Nathan and Keely at their wedding (PA Real Life/Jane Victoria Photography)

He would prefer to have what he considers to be a far longer term solution, after his research revealed a treatment which recipients say has helped them to live for a further 15 to 20 years after a similarly bleak diagnosis.

Nathan said: “I should be able to have more chemotherapy to try and get the last bit of cancer, but I’m not keen, because my immune system is now the strongest it’s ever been and I don’t want to jeopardise that.

“The chemotherapy I had before felt like it nearly killed me, as my body couldn’t deal with the toxicity.”

Nathan and Keely at their wedding (PA Real Life/Jane Victoria Photography)

“Instead, I’m now looking to raise money for treatment abroad, as while it’s possible to kill off fast metabolising cells with diet and lifestyle changes, I need more help with the stem cells present in my lymphatic system, as the tumours could start to grow again at any point.”

Determined not just to survive but to thrive, Nathan has launched a GoFundMe page, through which he hopes to raise money to fund developmental Nivolumab treatment which, according to Cancer Research UK, works by blocking a protein that stops the immune system from working properly and attacking cancer cells.

Available privately in the UK or Germany, he has already raised £20,000 and needs a further £60,000, or possibly even more, to reach his target.

Technically available on the NHS, sadly it is only offered after all mainstream treatments – including chemotherapy – have been exhausted, and even then it depends on whether the company who makes the drug will approve it as part of a compassionate programme with the NHS.

“This drug could prolong my life or even cure me by helping me get rid of the rest of the cancerous cells,” said Nathan. “I’ve spoken to people who have had it and are still alive after 15 to 20 years.”

Now, as he approaches the first wedding anniversary and birthday which he thought he would never see, Nathan remains determined to keep fighting.

Nathan and Keely at their wedding (PA Real Life/Jane Victoria Photography)

He said: “I’m stubborn and I’ve not given up but I don’t think I realised how stubborn I was until I started this.

“Keely and I are coming up to our first wedding anniversary. Although it’s difficult to eat out, we’re hoping to go away for a night, just the two of us.

“We always wanted to start a family, so I have been going to a fertility clinic to store samples of my sperm, too, because the treatment does reduce my chances of having children.”

Nathan during treatment (PA Real Life/Collect)

Nathan added: “But I’ve been back after my radiotherapy to have it tested again and it’s actually getting stronger.

“It seems crazy, but it just reinforces that what I’ve been doing is the right way to stay fit and beat this. ”

Ms McLelland, who has more than 22,000 followers on Facebook, said: “I’m very much a proponent of you need to have both sides, because what traditional treatment does is clear fast dividing cells, but it doesn’t eradicate the stem cell. What I propose in my book are treatments that kill the cancer stem cell and this is really key.
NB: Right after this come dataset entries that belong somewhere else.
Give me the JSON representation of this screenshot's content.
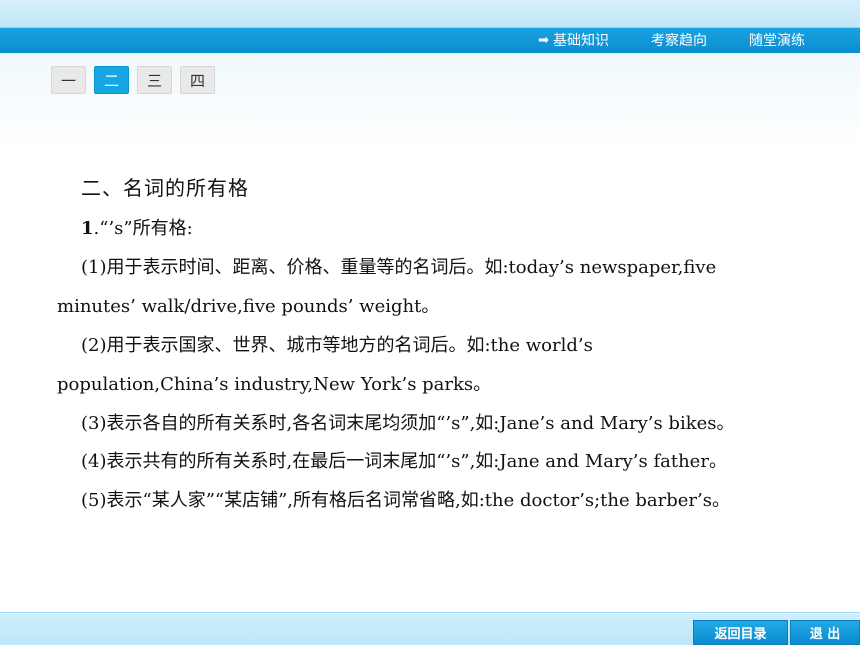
{
  "nav": {
    "items": [
      {
        "label": "基础知识",
        "icon": "arrow-right-icon"
      },
      {
        "label": "考察趋向"
      },
      {
        "label": "随堂演练"
      }
    ]
  },
  "tabs": [
    {
      "label": "一",
      "active": false
    },
    {
      "label": "二",
      "active": true
    },
    {
      "label": "三",
      "active": false
    },
    {
      "label": "四",
      "active": false
    }
  ],
  "content": {
    "heading": "二、名词的所有格",
    "item1_num": "1",
    "item1_text": ".“’s”所有格:",
    "lines": [
      "(1)用于表示时间、距离、价格、重量等的名词后。如:today’s newspaper,five",
      "minutes’ walk/drive,five pounds’ weight。",
      "(2)用于表示国家、世界、城市等地方的名词后。如:the world’s",
      "population,China’s industry,New York’s parks。",
      "(3)表示各自的所有关系时,各名词末尾均须加“’s”,如:Jane’s and Mary’s bikes。",
      "(4)表示共有的所有关系时,在最后一词末尾加“’s”,如:Jane and Mary’s father。",
      "(5)表示“某人家”“某店铺”,所有格后名词常省略,如:the doctor’s;the barber’s。"
    ]
  },
  "footer": {
    "back_label": "返回目录",
    "exit_label": "退 出"
  },
  "colors": {
    "accent": "#16a6e4",
    "bar": "#0b8dd0"
  }
}
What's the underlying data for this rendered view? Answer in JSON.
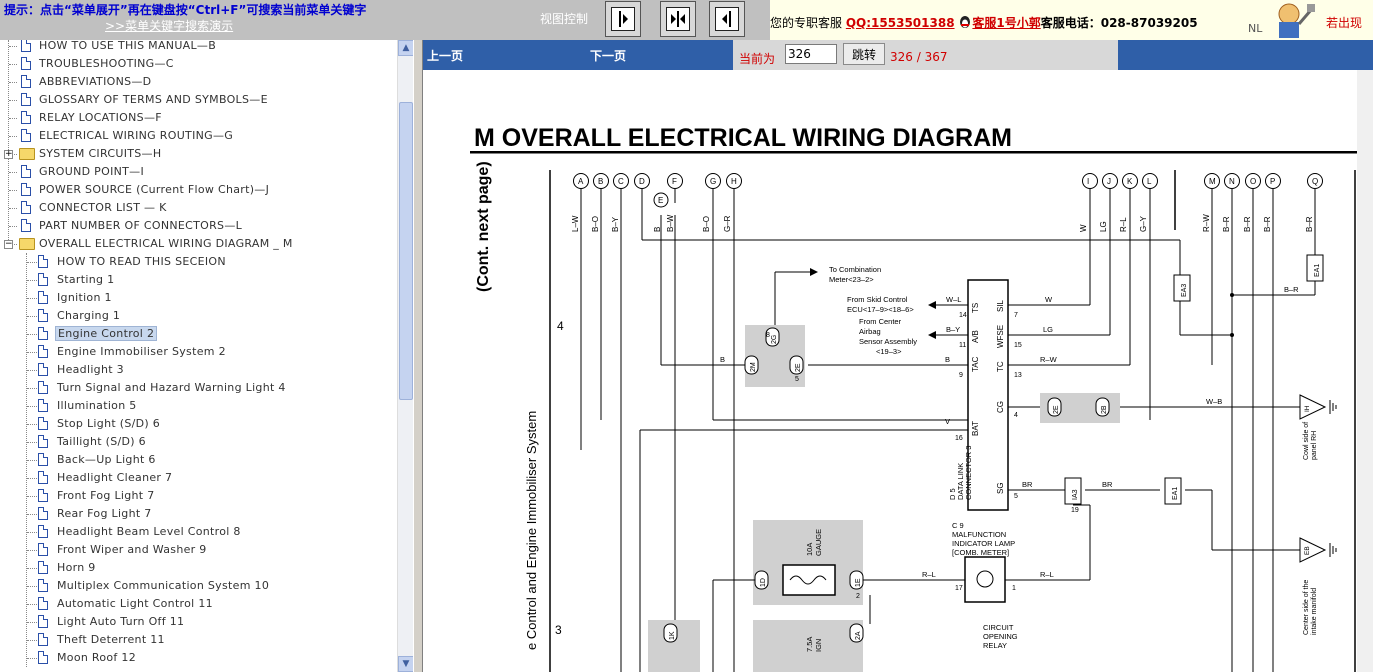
{
  "topbar": {
    "hint": "提示：点击“菜单展开”再在键盘按“Ctrl+F”可搜索当前菜单关键字",
    "demo_link": ">>菜单关键字搜索演示",
    "view_control": "视图控制",
    "contact_prefix": "您的专职客服",
    "qq": "QQ:1553501388",
    "service": "客服1号小郭",
    "phone": "客服电话：028-87039205",
    "nl": "NL",
    "exit": "若出现"
  },
  "tree": {
    "top_items": [
      "HOW TO USE THIS MANUAL—B",
      "TROUBLESHOOTING—C",
      "ABBREVIATIONS—D",
      "GLOSSARY OF TERMS AND SYMBOLS—E",
      "RELAY LOCATIONS—F",
      "ELECTRICAL WIRING ROUTING—G",
      "SYSTEM CIRCUITS—H",
      "GROUND POINT—I",
      "POWER SOURCE (Current Flow Chart)—J",
      "CONNECTOR LIST — K",
      "PART NUMBER OF CONNECTORS—L",
      "OVERALL ELECTRICAL WIRING DIAGRAM _ M"
    ],
    "children": [
      "HOW TO READ THIS SECEION",
      "Starting 1",
      "Ignition 1",
      "Charging 1",
      "Engine Control 2",
      "Engine Immobiliser System 2",
      "Headlight 3",
      "Turn Signal and Hazard Warning Light 4",
      "Illumination 5",
      "Stop Light (S/D) 6",
      "Taillight (S/D) 6",
      "Back—Up Light 6",
      "Headlight Cleaner 7",
      "Front Fog Light 7",
      "Rear Fog Light 7",
      "Headlight Beam Level Control 8",
      "Front Wiper and Washer 9",
      "Horn 9",
      "Multiplex Communication System 10",
      "Automatic Light Control 11",
      "Light Auto Turn Off 11",
      "Theft Deterrent 11",
      "Moon Roof 12"
    ],
    "selected": "Engine Control 2"
  },
  "nav": {
    "prev": "上一页",
    "next": "下一页",
    "current_label": "当前为",
    "page_value": "326",
    "jump": "跳转",
    "page_count": "326 / 367"
  },
  "diagram": {
    "title": "M  OVERALL ELECTRICAL WIRING DIAGRAM",
    "cont_label": "(Cont.  next page)",
    "section_label": "e Control and Engine Immobiliser System",
    "row_4": "4",
    "row_3": "3",
    "top_connectors": [
      "A",
      "B",
      "C",
      "D",
      "F",
      "G",
      "H",
      "I",
      "J",
      "K",
      "L",
      "M",
      "N",
      "O",
      "P",
      "Q"
    ],
    "e_connector": "E",
    "wire_colors_top": [
      "L–W",
      "B–O",
      "B–Y",
      "B",
      "B–W",
      "B–O",
      "G–R",
      "W",
      "LG",
      "R–L",
      "G–Y",
      "R–W",
      "B–R",
      "B–R",
      "B–R",
      "B–R"
    ],
    "to_combination": "To Combination",
    "meter_ref": "Meter<23–2>",
    "from_skid": "From Skid Control",
    "ecu_ref": "ECU<17–9><18–6>",
    "from_center": "From Center",
    "airbag": "Airbag",
    "sensor_assembly": "Sensor Assembly",
    "sensor_ref": "<19–3>",
    "dlc_label": "D 5\nDATA LINK\nCONNECTOR 3",
    "pins": [
      "TS",
      "A/B",
      "TAC",
      "BAT",
      "WFSE",
      "TC",
      "CG",
      "SG",
      "SIL"
    ],
    "mil_label": "C 9\nMALFUNCTION\nINDICATOR LAMP\n[COMB. METER]",
    "gauge": "10A\nGAUGE",
    "ign": "7.5A\nIGN",
    "circuit_relay": "CIRCUIT\nOPENING\nRELAY",
    "cowl": "Cowl side of\npanel RH",
    "intake": "Center side of the\nintake manifold",
    "ground_ih": "IH",
    "ground_eb": "EB",
    "ea1": "EA1",
    "ea3": "EA3",
    "ia3": "IA3",
    "wires": {
      "w": "W",
      "lg": "LG",
      "rw": "R–W",
      "wb": "W–B",
      "br": "BR",
      "rl": "R–L",
      "b": "B",
      "v": "V",
      "bo": "B–O",
      "lr": "L–R",
      "br2": "B–R",
      "wl": "W–L",
      "by": "B–Y"
    },
    "conn_2g": "2G",
    "conn_2m": "2M",
    "conn_2e_a": "2E",
    "conn_2e_b": "2E",
    "conn_2b": "2B",
    "conn_1d": "1D",
    "conn_1e": "1E",
    "conn_1k": "1K",
    "conn_2a": "2A",
    "pin_nums": {
      "p8": "8",
      "p5": "5",
      "p9": "9",
      "p16": "16",
      "p14": "14",
      "p11": "11",
      "p7": "7",
      "p15": "15",
      "p13": "13",
      "p4": "4",
      "p5b": "5",
      "p1": "1",
      "p17": "17",
      "p19": "19",
      "p4b": "4",
      "p1b": "1",
      "p2": "2"
    }
  }
}
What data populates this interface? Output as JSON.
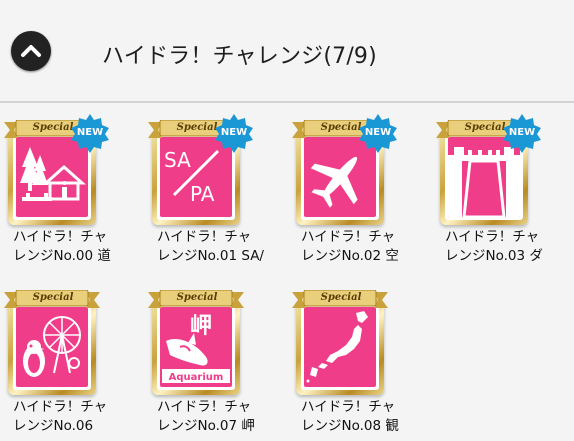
{
  "header": {
    "back_icon": "chevron-up-icon",
    "title": "ハイドラ！チャレンジ(7/9)"
  },
  "badge_texts": {
    "special": "Special",
    "new": "NEW"
  },
  "items": [
    {
      "line1": "ハイドラ！チャ",
      "line2": "レンジNo.00 道",
      "icon": "roadside-station-icon",
      "is_new": true
    },
    {
      "line1": "ハイドラ！チャ",
      "line2": "レンジNo.01 SA/",
      "icon": "sa-pa-icon",
      "icon_text_1": "SA",
      "icon_text_2": "PA",
      "is_new": true
    },
    {
      "line1": "ハイドラ！チャ",
      "line2": "レンジNo.02 空",
      "icon": "airplane-icon",
      "is_new": true
    },
    {
      "line1": "ハイドラ！チャ",
      "line2": "レンジNo.03 ダ",
      "icon": "dam-icon",
      "is_new": true
    },
    {
      "line1": "ハイドラ！チャ",
      "line2": "レンジNo.06",
      "icon": "penguin-ferris-wheel-icon",
      "is_new": false
    },
    {
      "line1": "ハイドラ！チャ",
      "line2": "レンジNo.07 岬",
      "icon": "aquarium-orca-icon",
      "icon_text_1": "岬",
      "icon_text_2": "Aquarium",
      "is_new": false
    },
    {
      "line1": "ハイドラ！チャ",
      "line2": "レンジNo.08 観",
      "icon": "japan-map-icon",
      "is_new": false
    }
  ]
}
Nathan and Keely at their wedding (PA Real Life/Jane Victoria Photography)

“The off-label drugs, the diet, the supplements, the exercise, all target the cancer stem cell,” she added.

“People do not understand that. They think there are no treatments for the cancer stem cell.”

To donate visit GoFundMe here and follow Nathan’s journey on Facebook